Created by ex-Blake's 7 and Doctor Who writer Chris Boucher, Star Cops ran for nine episodes of extra-orbital whodunnits. A tenth episode was planned, but was aborted due to industrial action at the BBC.
Essentially a police proceedural, albeit set in space, Star Cops centred on the efforts of grizzled old lawman Nathan Spring to knock the corrupt and useless International Space Police Force into shape. Over the course of nine episodes, he set about transforming his crew - the mockingly nicknamed "star cops" - into true professionals. Amongst the crimes the ISPF dealt with during the series were cases of embryo theft, computer hacking, and industrial espionage.
The novel environments the space setting provided allowed new crime plots to be tackled, and old ones to be reworked, to the series' benefit. Also notable were the strongly-drawn characters, and the attention to detail of the sets - advice was sought from NASA on how to make the show look as realistic as possible.

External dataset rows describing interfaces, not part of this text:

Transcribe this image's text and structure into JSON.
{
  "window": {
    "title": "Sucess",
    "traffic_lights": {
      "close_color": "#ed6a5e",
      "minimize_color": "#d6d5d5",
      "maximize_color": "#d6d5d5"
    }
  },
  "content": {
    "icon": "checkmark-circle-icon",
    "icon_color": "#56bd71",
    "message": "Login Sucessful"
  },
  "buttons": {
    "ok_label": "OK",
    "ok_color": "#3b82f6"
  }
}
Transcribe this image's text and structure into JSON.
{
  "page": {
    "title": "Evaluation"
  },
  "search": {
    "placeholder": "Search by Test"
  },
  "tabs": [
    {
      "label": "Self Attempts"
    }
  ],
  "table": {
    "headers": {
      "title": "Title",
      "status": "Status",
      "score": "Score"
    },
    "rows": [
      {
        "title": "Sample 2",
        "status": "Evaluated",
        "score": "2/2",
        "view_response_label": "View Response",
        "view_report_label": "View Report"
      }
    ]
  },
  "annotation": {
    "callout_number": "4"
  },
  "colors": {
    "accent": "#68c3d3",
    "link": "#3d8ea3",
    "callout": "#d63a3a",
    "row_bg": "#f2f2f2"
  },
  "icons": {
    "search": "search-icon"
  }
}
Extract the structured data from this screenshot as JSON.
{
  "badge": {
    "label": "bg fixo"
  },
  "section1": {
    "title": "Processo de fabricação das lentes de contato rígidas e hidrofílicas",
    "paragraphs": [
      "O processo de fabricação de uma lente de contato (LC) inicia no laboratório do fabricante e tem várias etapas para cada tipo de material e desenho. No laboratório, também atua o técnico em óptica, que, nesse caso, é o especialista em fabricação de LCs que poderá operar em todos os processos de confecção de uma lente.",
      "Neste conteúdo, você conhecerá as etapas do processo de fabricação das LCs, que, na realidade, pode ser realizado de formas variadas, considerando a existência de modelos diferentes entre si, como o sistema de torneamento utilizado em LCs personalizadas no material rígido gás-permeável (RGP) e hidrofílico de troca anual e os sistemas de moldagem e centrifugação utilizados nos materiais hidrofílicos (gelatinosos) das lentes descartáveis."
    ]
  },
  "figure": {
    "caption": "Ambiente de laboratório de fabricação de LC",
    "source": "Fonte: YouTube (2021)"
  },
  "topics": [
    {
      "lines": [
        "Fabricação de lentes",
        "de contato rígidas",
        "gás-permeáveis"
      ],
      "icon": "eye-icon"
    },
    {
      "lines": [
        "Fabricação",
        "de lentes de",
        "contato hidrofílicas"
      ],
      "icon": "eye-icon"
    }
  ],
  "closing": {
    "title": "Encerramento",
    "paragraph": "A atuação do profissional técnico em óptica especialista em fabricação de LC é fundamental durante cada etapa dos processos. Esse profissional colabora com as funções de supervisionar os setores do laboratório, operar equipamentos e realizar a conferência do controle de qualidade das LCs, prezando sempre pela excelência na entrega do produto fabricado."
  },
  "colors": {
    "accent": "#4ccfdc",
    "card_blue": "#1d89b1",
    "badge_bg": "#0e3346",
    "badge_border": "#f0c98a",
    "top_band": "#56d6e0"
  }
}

Although well-received critically, Star Cops didn't grab the audience's imagination in sufficient numbers. Perhaps this was due to its commitment to realism, or perhaps to somewhat erratic scheduling, but in any event, it wasn't re-commissioned for a second series.